I have often referred to the appalling price paid for the spread of English around the world by indigenous peoples and their now dead or dying
languages. It is not difficult for those English speakers who are so inclined to feel uneasy about this.
There are, however, some places in the world to which English has spread
where no price has been paid by any indigenous peoples.
One well-known such location is Bermuda. This small, then unknown archipelago was totally uninhabited in 1609 when the first English speakers
arrived. They were en route for the Jamestown colony in Virginia when they became shipwrecked in Bermuda, about 550 miles east of the American mainland.
After this accidental discovery, 60 English settlers were sent by the Virginia Company from London to colonise the islands, in 1612.
Another such now English-speaking place is St Helena, in the South Atlantic, which also had no native population.
Sadly, however, in both of these places, slaves were then introduced from Africa and elsewhere – in Bermuda in 1616, and in St Helena soon after settlement in 1659 – which gives us something else to feel uneasy about.
Happily, however, in the 19th century there were two other settlements of
English speakers from Britain with no slavery – and no undesirable consequences for any native peoples, because there were none.
The first was the hitherto uninhabited island of Tristan da Cunha, in the remote South Atlantic, which was settled by English speakers in 1816.
This South Atlantic British dependent territory is about half-way between southern Africa and South America, and is the most remote permanently inhabited settlement in the world, the nearest habitation being St Helena, which is about 1,200 miles away.
A British garrison was stationed on Tristan in 1816, because of fears that it
might be used as a base for rescuing Napoleon from St Helena, and the islands were formally annexed to Britain.
When the garrison left in 1817, three soldiers asked to stay, and during the rest of the 1800s they were joined by shipwrecked sailors, a few European
settlers, and six women from St Helena. By 1886 the population was 97 and is now around 250.
Second, in 1834 – at about the same time as major anglophone settlement
was beginning in New Zealand – people from Britain started settling on the
The Falklands, which had never previously had any indigenous population, are about 300 miles east of the South American mainland. They are about half as far again from Argentina and Chile as the Canary Islands are from the mainland of west Africa. (The Canaries, Argentina and Chile did all have indigenous populations that were substantially, or in the case of the Canaries, totally destroyed after colonisation by Spain.)
Anglophone immigration to the Falklands was almost entirely from
England and Scotland, although there was some from Ireland, too. The population in 1850 was about 400; by 1900 it had reached 2,000; and today it is around 3,000. Of these, roughly 80% live in Port Stanley, the capital.

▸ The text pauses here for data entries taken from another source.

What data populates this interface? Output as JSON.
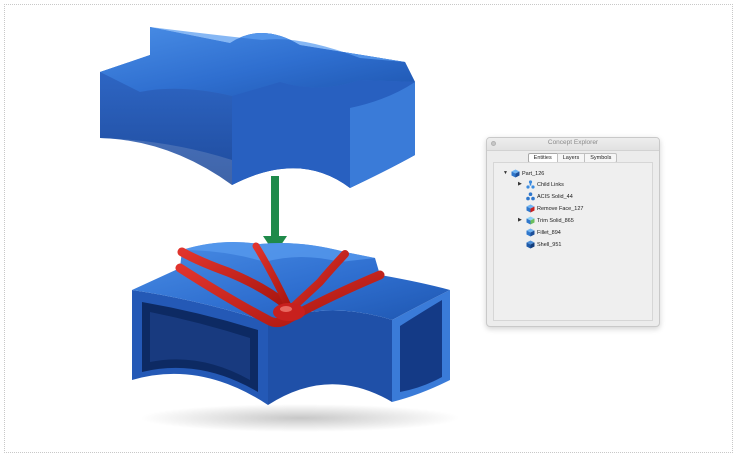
{
  "window": {
    "title": "Concept Explorer"
  },
  "tabs": [
    {
      "label": "Entities",
      "active": true
    },
    {
      "label": "Layers",
      "active": false
    },
    {
      "label": "Symbols",
      "active": false
    }
  ],
  "tree": [
    {
      "label": "Part_126",
      "icon": "part-icon",
      "expanded": true,
      "level": 0
    },
    {
      "label": "Child Links",
      "icon": "child-links-icon",
      "expanded": false,
      "level": 1
    },
    {
      "label": "ACIS Solid_44",
      "icon": "acis-solid-icon",
      "level": 1
    },
    {
      "label": "Remove Face_127",
      "icon": "remove-face-icon",
      "level": 1
    },
    {
      "label": "Trim Solid_865",
      "icon": "trim-solid-icon",
      "expanded": false,
      "level": 1
    },
    {
      "label": "Fillet_894",
      "icon": "fillet-icon",
      "level": 1
    },
    {
      "label": "Shell_951",
      "icon": "shell-icon",
      "level": 1
    }
  ],
  "colors": {
    "model_blue": "#2f6fd0",
    "model_dark": "#1b3f86",
    "highlight_red": "#c8201e",
    "arrow_green": "#1f8a4a"
  }
}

As in Australia, New Zealand and South Africa, a distinctive new local variety of English had developed by the end of the 19th century.
Modern Falkland Island English bears some resemblance to the other Southern Hemisphere Englishes, and islanders report that they are sometimes mistaken for Australians.
Unfair means ‘not fair, unjust’. Unsuitable means ‘not suitable,
inappropriate’. But, interestingly, uneasy does not mean ‘not easy,
difficult’ – it is not the opposite of easy. It refers not to the difficulty of a
situation or task but to how a person feels about it, ‘finding something
difficult to cope with psychologically’.